■ YOUR INSTRUCTIONS ■
Every record below should be written out exactly; pictures stay out.

[[ MATERIAL SUPPLIED, beginning ]]

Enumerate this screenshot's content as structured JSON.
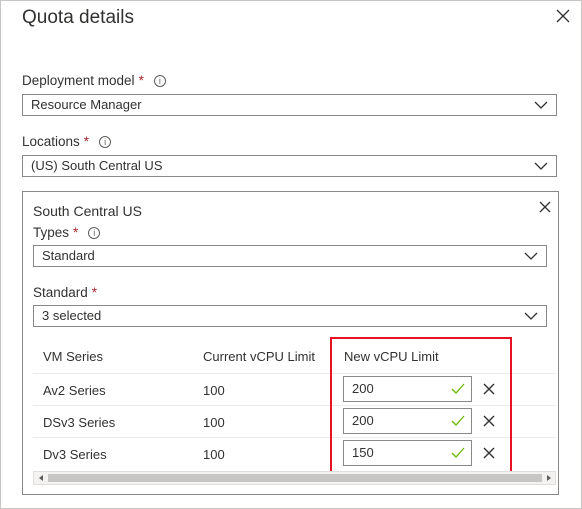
{
  "panel": {
    "title": "Quota details"
  },
  "deployment": {
    "label": "Deployment model",
    "required": "*",
    "info": "i",
    "value": "Resource Manager"
  },
  "locations": {
    "label": "Locations",
    "required": "*",
    "info": "i",
    "value": "(US) South Central US"
  },
  "region": {
    "title": "South Central US",
    "types": {
      "label": "Types",
      "required": "*",
      "info": "i",
      "value": "Standard"
    },
    "standard": {
      "label": "Standard",
      "required": "*",
      "value": "3 selected"
    },
    "table": {
      "headers": [
        "VM Series",
        "Current vCPU Limit",
        "New vCPU Limit"
      ],
      "rows": [
        {
          "series": "Av2 Series",
          "current": "100",
          "new": "200"
        },
        {
          "series": "DSv3 Series",
          "current": "100",
          "new": "200"
        },
        {
          "series": "Dv3 Series",
          "current": "100",
          "new": "150"
        }
      ]
    }
  },
  "colors": {
    "required": "#a4262c",
    "check": "#6bb700",
    "highlight": "#e81123",
    "border": "#8a8886"
  },
  "icons": {
    "close": "close-icon",
    "chevron": "chevron-down-icon",
    "info": "info-icon",
    "check": "checkmark-icon"
  }
}
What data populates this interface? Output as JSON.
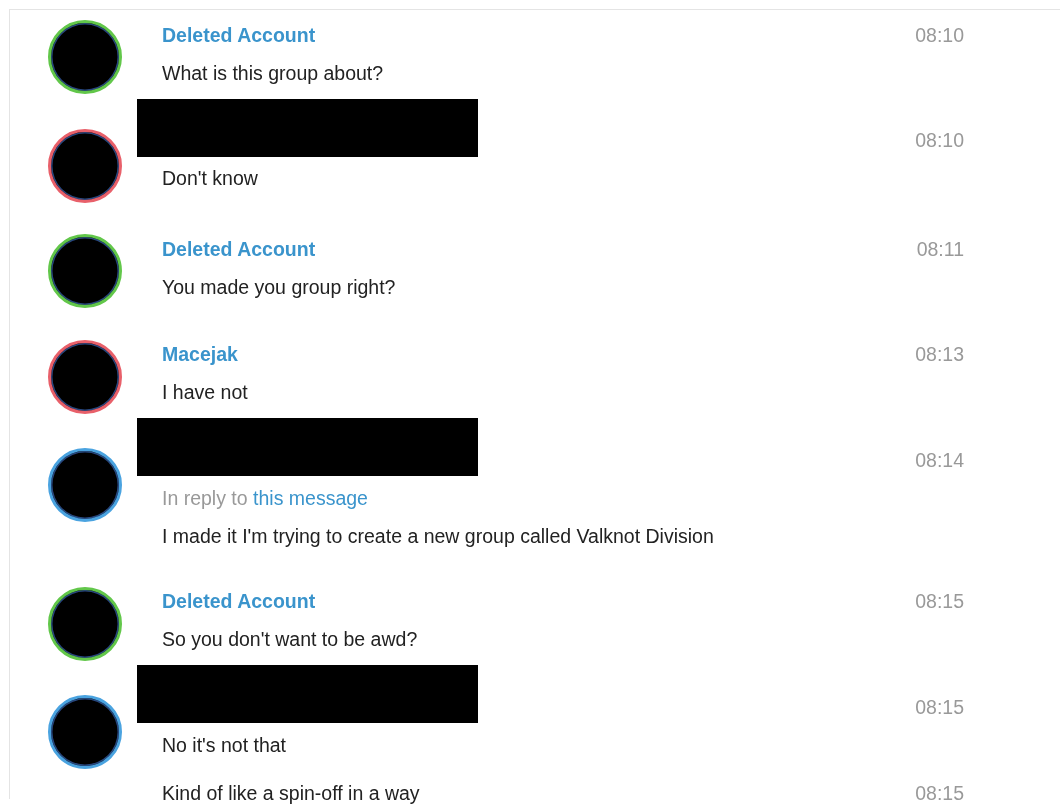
{
  "messages": [
    {
      "color": "#62c74a",
      "redacted": false,
      "author": "Deleted Account",
      "time": "08:10",
      "lines": [
        {
          "text": "What is this group about?"
        }
      ]
    },
    {
      "color": "#e8606a",
      "redacted": true,
      "time": "08:10",
      "lines": [
        {
          "text": "Don't know"
        }
      ]
    },
    {
      "color": "#62c74a",
      "redacted": false,
      "author": "Deleted Account",
      "time": "08:11",
      "lines": [
        {
          "text": "You made you group right?"
        }
      ]
    },
    {
      "color": "#e8606a",
      "redacted": false,
      "author": "Macejak",
      "time": "08:13",
      "lines": [
        {
          "text": "I have not"
        }
      ]
    },
    {
      "color": "#4aa3e0",
      "redacted": true,
      "time": "08:14",
      "reply": {
        "prefix": "In reply to",
        "link": "this message"
      },
      "lines": [
        {
          "text": "I made it I'm trying to create a new group called Valknot Division"
        }
      ]
    },
    {
      "color": "#62c74a",
      "redacted": false,
      "author": "Deleted Account",
      "time": "08:15",
      "lines": [
        {
          "text": "So you don't want to be awd?"
        }
      ]
    },
    {
      "color": "#4aa3e0",
      "redacted": true,
      "time": "08:15",
      "lines": [
        {
          "text": "No it's not that"
        },
        {
          "text": "Kind of like a spin-off in a way",
          "time": "08:15"
        }
      ]
    }
  ]
}
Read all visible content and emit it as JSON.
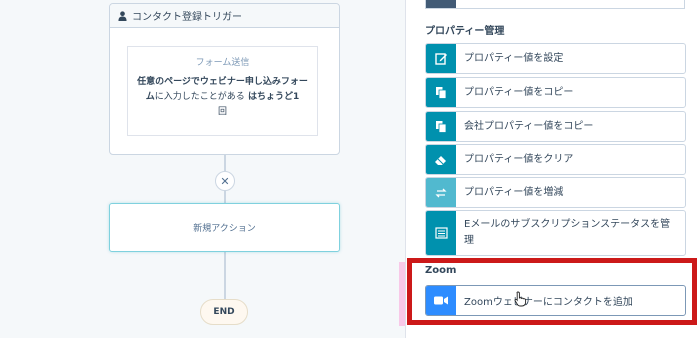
{
  "canvas": {
    "trigger": {
      "title": "コンタクト登録トリガー",
      "form_label": "フォーム送信",
      "condition_bold_1": "任意のページでウェビナー申し込みフォーム",
      "condition_plain": "に入力したことがある",
      "condition_bold_2": "はちょうど1",
      "condition_tail": "回"
    },
    "remove_glyph": "✕",
    "new_action_label": "新規アクション",
    "end_label": "END"
  },
  "panel": {
    "property_section_title": "プロパティー管理",
    "actions": [
      {
        "label": "プロパティー値を設定",
        "icon": "edit-icon"
      },
      {
        "label": "プロパティー値をコピー",
        "icon": "copy-icon"
      },
      {
        "label": "会社プロパティー値をコピー",
        "icon": "copy-icon"
      },
      {
        "label": "プロパティー値をクリア",
        "icon": "eraser-icon"
      },
      {
        "label": "プロパティー値を増減",
        "icon": "swap-arrows-icon"
      },
      {
        "label_line1": "Eメールのサブスクリプションステータスを管",
        "label_line2": "理",
        "icon": "list-icon"
      }
    ],
    "zoom_section_title": "Zoom",
    "zoom_action": {
      "label": "Zoomウェビナーにコンタクトを追加",
      "icon": "video-camera-icon"
    }
  },
  "colors": {
    "icon_teal": "#0091ae",
    "icon_teal_light": "#51b9cf",
    "zoom_blue": "#2d8cff",
    "highlight_red": "#cc1919"
  }
}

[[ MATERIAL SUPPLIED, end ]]

■ EXERCISE ANSWER ■
Enumerate this screenshot's content as structured JSON.
{
  "panel": {
    "title": "Quota details"
  },
  "deployment": {
    "label": "Deployment model",
    "required": "*",
    "info": "i",
    "value": "Resource Manager"
  },
  "locations": {
    "label": "Locations",
    "required": "*",
    "info": "i",
    "value": "(US) South Central US"
  },
  "region": {
    "title": "South Central US",
    "types": {
      "label": "Types",
      "required": "*",
      "info": "i",
      "value": "Standard"
    },
    "standard": {
      "label": "Standard",
      "required": "*",
      "value": "3 selected"
    },
    "table": {
      "headers": [
        "VM Series",
        "Current vCPU Limit",
        "New vCPU Limit"
      ],
      "rows": [
        {
          "series": "Av2 Series",
          "current": "100",
          "new": "200"
        },
        {
          "series": "DSv3 Series",
          "current": "100",
          "new": "200"
        },
        {
          "series": "Dv3 Series",
          "current": "100",
          "new": "150"
        }
      ]
    }
  },
  "colors": {
    "required": "#a4262c",
    "check": "#6bb700",
    "highlight": "#e81123",
    "border": "#8a8886"
  },
  "icons": {
    "close": "close-icon",
    "chevron": "chevron-down-icon",
    "info": "info-icon",
    "check": "checkmark-icon"
  }
}
What data populates this interface? Output as JSON.
{
  "messages": [
    {
      "color": "#62c74a",
      "redacted": false,
      "author": "Deleted Account",
      "time": "08:10",
      "lines": [
        {
          "text": "What is this group about?"
        }
      ]
    },
    {
      "color": "#e8606a",
      "redacted": true,
      "time": "08:10",
      "lines": [
        {
          "text": "Don't know"
        }
      ]
    },
    {
      "color": "#62c74a",
      "redacted": false,
      "author": "Deleted Account",
      "time": "08:11",
      "lines": [
        {
          "text": "You made you group right?"
        }
      ]
    },
    {
      "color": "#e8606a",
      "redacted": false,
      "author": "Macejak",
      "time": "08:13",
      "lines": [
        {
          "text": "I have not"
        }
      ]
    },
    {
      "color": "#4aa3e0",
      "redacted": true,
      "time": "08:14",
      "reply": {
        "prefix": "In reply to",
        "link": "this message"
      },
      "lines": [
        {
          "text": "I made it I'm trying to create a new group called Valknot Division"
        }
      ]
    },
    {
      "color": "#62c74a",
      "redacted": false,
      "author": "Deleted Account",
      "time": "08:15",
      "lines": [
        {
          "text": "So you don't want to be awd?"
        }
      ]
    },
    {
      "color": "#4aa3e0",
      "redacted": true,
      "time": "08:15",
      "lines": [
        {
          "text": "No it's not that"
        },
        {
          "text": "Kind of like a spin-off in a way",
          "time": "08:15"
        }
      ]
    }
  ]
}
Read all visible content and emit it as JSON.
{
  "canvas": {
    "trigger": {
      "title": "コンタクト登録トリガー",
      "form_label": "フォーム送信",
      "condition_bold_1": "任意のページでウェビナー申し込みフォーム",
      "condition_plain": "に入力したことがある",
      "condition_bold_2": "はちょうど1",
      "condition_tail": "回"
    },
    "remove_glyph": "✕",
    "new_action_label": "新規アクション",
    "end_label": "END"
  },
  "panel": {
    "property_section_title": "プロパティー管理",
    "actions": [
      {
        "label": "プロパティー値を設定",
        "icon": "edit-icon"
      },
      {
        "label": "プロパティー値をコピー",
        "icon": "copy-icon"
      },
      {
        "label": "会社プロパティー値をコピー",
        "icon": "copy-icon"
      },
      {
        "label": "プロパティー値をクリア",
        "icon": "eraser-icon"
      },
      {
        "label": "プロパティー値を増減",
        "icon": "swap-arrows-icon"
      },
      {
        "label_line1": "Eメールのサブスクリプションステータスを管",
        "label_line2": "理",
        "icon": "list-icon"
      }
    ],
    "zoom_section_title": "Zoom",
    "zoom_action": {
      "label": "Zoomウェビナーにコンタクトを追加",
      "icon": "video-camera-icon"
    }
  },
  "colors": {
    "icon_teal": "#0091ae",
    "icon_teal_light": "#51b9cf",
    "zoom_blue": "#2d8cff",
    "highlight_red": "#cc1919"
  }
}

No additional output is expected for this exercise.